Feel Good Training
by Caleb Giddings
When I was shooting Collegiate Bullseye, I was pretty good. Then I started shooting IDPA, and I realized that I wasn’t very good. So I practiced until I was, and made Master class. Then I went to my first Nationals and got wrecked. I also started shooting USPSA and wasn’t very good at that. So I practiced until I made A-class. I thought I was an accurate shooter, until I started shooting Bianchi Cup.
The point is that shooting well is actually hard and there are no shortcuts to the top. I know if I want to win an IDPA Championship, I’m going to have to train my butt off so I can beat some of the best revo shooters in the world.
The difficultly of shooting well is exactly why low-skilled tactical instructors continue to exist. Guns get wrapped up in ego, so when you’re suddenly confronted by your own suck, it’s awfully tempting to hear the siren call of these clowns. “Shhh, it’s okay” they say as you dump 500 rounds aimlessly into the berm, “that’s how it will be on the street.” Instead of teaching you to excel, they give you an opportunity to hide from your own inadequacies with their pablum of “the streets.” It feels good to shoot a lot of rounds and have a nice old man pat you on the head and tell you that you’re “combat accurate.” It feels good to do drills without a timer and have the instructor (who doesn’t even demo) tell you that he “felt” like it was faster.
If your instructor isn’t using a timer to objectively measure standard drills, you’re wasting time and money. If your instructor doesn’t believe in using the sights ever, he’s a fraud. I understand the temptation of “feel good” shooting, and there is absolutely a time and place for that. If you want to feel good about your shooting, train for a year. Then go to a public range. I guarantee that you’ll feel smug about your shooting for at least a week. But after that, go to a class that kicks your ass.
Feelings are liars. Your feelings will almost always lead you down the path of mediocrity. The best way to feel good about your shooting is to look an objective metric like a standard drill and see your performance on it. Or look at your match scores and how they’ve improved. Then you have something that you’re justified to feel good about.
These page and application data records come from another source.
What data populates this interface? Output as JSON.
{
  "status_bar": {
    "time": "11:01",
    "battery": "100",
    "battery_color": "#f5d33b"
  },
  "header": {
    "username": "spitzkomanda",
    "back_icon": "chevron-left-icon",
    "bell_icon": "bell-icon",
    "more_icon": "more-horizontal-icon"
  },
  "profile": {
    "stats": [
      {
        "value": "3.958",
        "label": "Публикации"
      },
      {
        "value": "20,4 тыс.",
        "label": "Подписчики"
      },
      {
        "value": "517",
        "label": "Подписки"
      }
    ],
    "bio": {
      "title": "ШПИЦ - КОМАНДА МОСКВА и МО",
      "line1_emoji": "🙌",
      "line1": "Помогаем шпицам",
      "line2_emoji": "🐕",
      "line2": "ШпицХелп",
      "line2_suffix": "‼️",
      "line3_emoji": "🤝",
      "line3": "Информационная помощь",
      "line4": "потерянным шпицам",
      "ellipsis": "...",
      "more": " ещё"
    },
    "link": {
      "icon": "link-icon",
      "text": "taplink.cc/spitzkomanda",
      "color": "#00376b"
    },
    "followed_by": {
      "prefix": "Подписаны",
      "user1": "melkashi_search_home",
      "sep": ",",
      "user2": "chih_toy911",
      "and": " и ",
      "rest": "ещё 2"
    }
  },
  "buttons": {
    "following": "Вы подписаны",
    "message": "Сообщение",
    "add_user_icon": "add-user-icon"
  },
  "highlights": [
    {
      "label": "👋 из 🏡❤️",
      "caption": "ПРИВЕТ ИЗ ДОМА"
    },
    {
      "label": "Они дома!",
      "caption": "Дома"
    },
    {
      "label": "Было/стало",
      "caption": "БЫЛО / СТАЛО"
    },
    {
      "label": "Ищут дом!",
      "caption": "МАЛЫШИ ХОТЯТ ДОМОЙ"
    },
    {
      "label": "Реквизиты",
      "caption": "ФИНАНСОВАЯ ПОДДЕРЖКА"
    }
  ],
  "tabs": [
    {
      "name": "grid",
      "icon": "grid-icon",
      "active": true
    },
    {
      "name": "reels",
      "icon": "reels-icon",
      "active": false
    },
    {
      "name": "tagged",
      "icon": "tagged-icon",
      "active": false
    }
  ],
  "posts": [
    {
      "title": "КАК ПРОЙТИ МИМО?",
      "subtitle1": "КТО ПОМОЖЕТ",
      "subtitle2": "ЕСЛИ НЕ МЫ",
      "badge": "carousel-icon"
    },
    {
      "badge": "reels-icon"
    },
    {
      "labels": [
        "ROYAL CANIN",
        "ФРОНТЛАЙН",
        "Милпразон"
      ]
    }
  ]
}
I use this same philosophy in my workout routines, business and investing. If we can’t measure it, we can’t track it, so how do we know if we’re improving?
I’ve attended Mid-South shooting academy, and one of the first things on day one, are diagnostic shooting test (with a timer) and the course ends with a shooting skills test (same test you took on day one), again w/a timer. Mid-South is used as a finishing school before SEAL teams deploy and certain SOF units as well.
Very good article.